“We are completely ready for Hurricane Florence, as the storm gets even larger and more powerful. Be careful!” Donald Trump tweeted on Thursday morning.

About 10 million people live in areas covered by hurricane and tropical storm warnings, and 1.7 million were ordered to evacuate, though not all of them heeded those warnings and some insisted on staying put and riding out the storm.

Cooper said that even as wind speeds slowed, the hurricane’s breadth got wider, warning of “battering winds and relentless rain that will last for days.”

Camp Lejeune prepares to take in people fleeing Hurricane Florence in Jacksonville, North Carolina Wednesday.

Camp Lejeune prepares to take in people fleeing Hurricane Florence in Jacksonville, North Carolina, on Wednesday. Photograph: EPA

The state has opened 108 shelters, where more than 7,000 people are currently hunkered down, and schools in 56 districts are closed, according to the governor.
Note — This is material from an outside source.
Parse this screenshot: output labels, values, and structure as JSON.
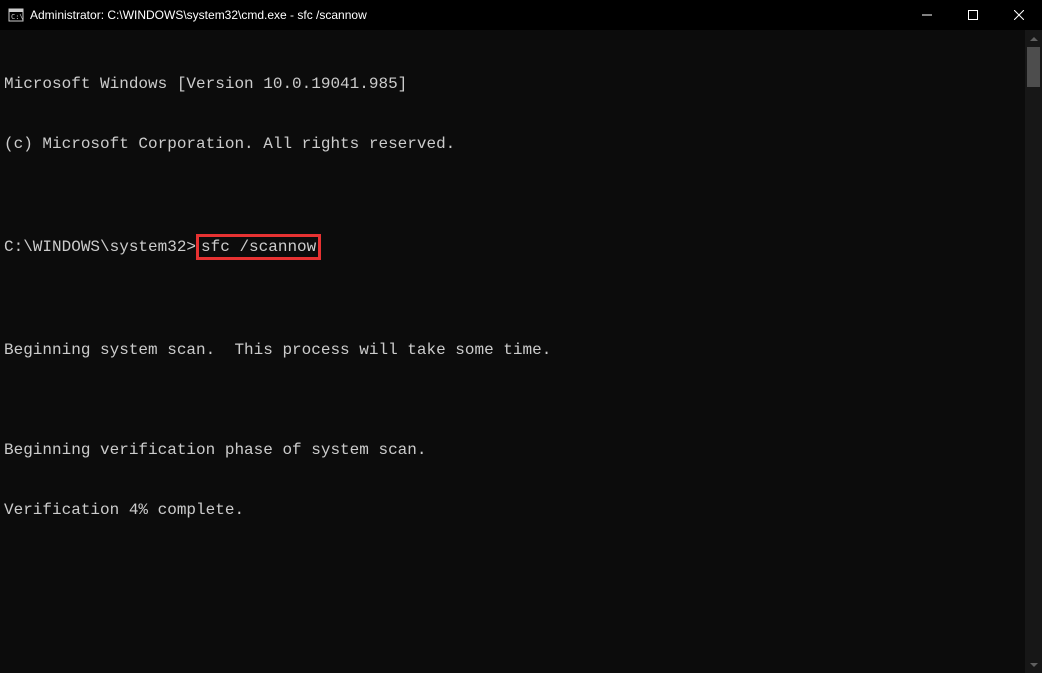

He said residents should not drive during the peak of the storm and should avoid driving through flooded roads. “That puts your life in danger,” he said.